Records drawn from a dataset

"""

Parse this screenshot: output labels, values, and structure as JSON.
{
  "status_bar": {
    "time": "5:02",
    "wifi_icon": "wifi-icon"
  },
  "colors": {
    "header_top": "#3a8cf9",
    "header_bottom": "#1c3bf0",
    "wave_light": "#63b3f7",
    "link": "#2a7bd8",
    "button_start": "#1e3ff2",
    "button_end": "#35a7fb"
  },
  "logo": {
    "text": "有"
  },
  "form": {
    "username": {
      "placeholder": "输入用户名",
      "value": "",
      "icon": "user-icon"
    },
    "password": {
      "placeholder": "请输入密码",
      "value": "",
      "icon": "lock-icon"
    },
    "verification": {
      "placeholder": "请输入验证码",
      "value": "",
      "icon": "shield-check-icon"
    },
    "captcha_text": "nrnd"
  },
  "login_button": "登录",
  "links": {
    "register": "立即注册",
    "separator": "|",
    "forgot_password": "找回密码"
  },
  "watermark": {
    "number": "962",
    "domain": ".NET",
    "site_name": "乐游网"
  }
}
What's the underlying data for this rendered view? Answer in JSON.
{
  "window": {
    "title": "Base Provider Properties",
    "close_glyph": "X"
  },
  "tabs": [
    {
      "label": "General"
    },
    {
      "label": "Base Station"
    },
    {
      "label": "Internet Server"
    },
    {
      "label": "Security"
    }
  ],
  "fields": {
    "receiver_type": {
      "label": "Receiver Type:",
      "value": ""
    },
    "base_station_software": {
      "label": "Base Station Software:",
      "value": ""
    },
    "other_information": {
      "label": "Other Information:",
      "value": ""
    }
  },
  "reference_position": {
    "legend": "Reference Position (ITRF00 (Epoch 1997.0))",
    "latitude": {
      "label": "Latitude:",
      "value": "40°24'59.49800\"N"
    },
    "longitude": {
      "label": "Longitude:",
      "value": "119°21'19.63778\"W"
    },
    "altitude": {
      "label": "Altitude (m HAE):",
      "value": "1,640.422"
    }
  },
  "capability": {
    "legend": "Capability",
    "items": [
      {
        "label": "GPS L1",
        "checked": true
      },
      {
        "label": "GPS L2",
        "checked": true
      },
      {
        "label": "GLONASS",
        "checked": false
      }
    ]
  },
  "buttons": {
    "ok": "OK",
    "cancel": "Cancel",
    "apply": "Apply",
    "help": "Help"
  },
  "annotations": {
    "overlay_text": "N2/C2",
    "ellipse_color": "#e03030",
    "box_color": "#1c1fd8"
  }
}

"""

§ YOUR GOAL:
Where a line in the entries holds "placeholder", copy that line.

§ SOLUTION TO THIS EXERCISE:
      "placeholder": "输入用户名",
      "placeholder": "请输入密码",
      "placeholder": "请输入验证码",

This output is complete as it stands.